Wooly mammoth ivory is a vertebrate fossil and cannot legally be collected from public lands. The mammoth ivory that I use is a by-product of placer gold mining in Alaska and the Yukon. Mining companies move many tons of permafrost earth every year to reach the layer of gravel where gold is found, and uncover mammoth tusks and many broken pieces of tusks every year. Because the miners own the mineral rights to their claims they are allowed to sell the ivory legally. The tusks that the miners find are not significant to paleontologists because they are not located with the rest of the skeleton, having been moved away from their original burial site by floods and erosion.

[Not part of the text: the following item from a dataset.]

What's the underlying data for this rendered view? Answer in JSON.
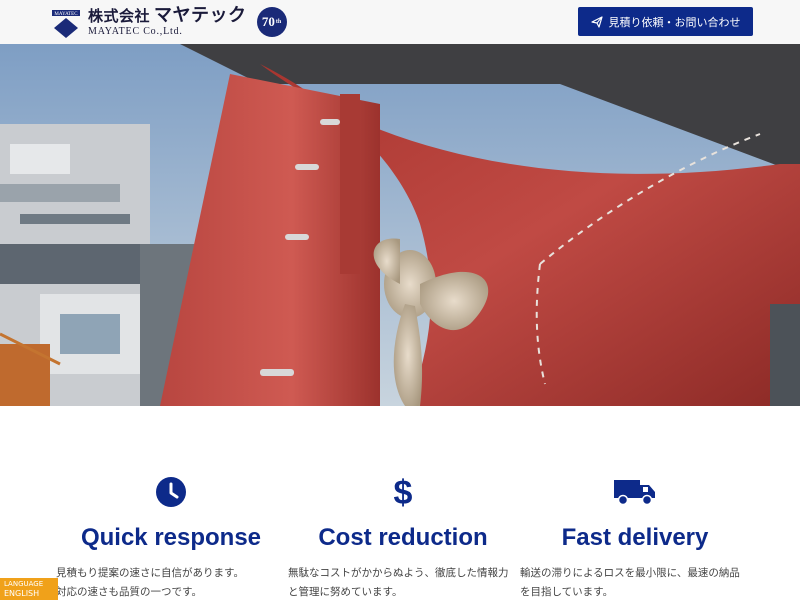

I love wooly mammoth ivory as a medium for carving, turned vessels, and jewelry because of its consistency and beauty. Fossil ivory is the perfect hardness for sculpting because while it is soft enough to carve with hand tools and shape with files it is also hard enough to take a polish like a stone without any kind of lacquer finish. Wooly mammoth ivory is also the only ivory that is world-wide legal: it requires no paperwork or permitting to import or export to any country in the world because it is from a long-extinct animal. The wonderful variety of colors available in the mammoth ivory, and the fact that you cannot tell until you begin to work a piece what colors are present, make each ivory sculpture a surprise and delight for me and I hope for others.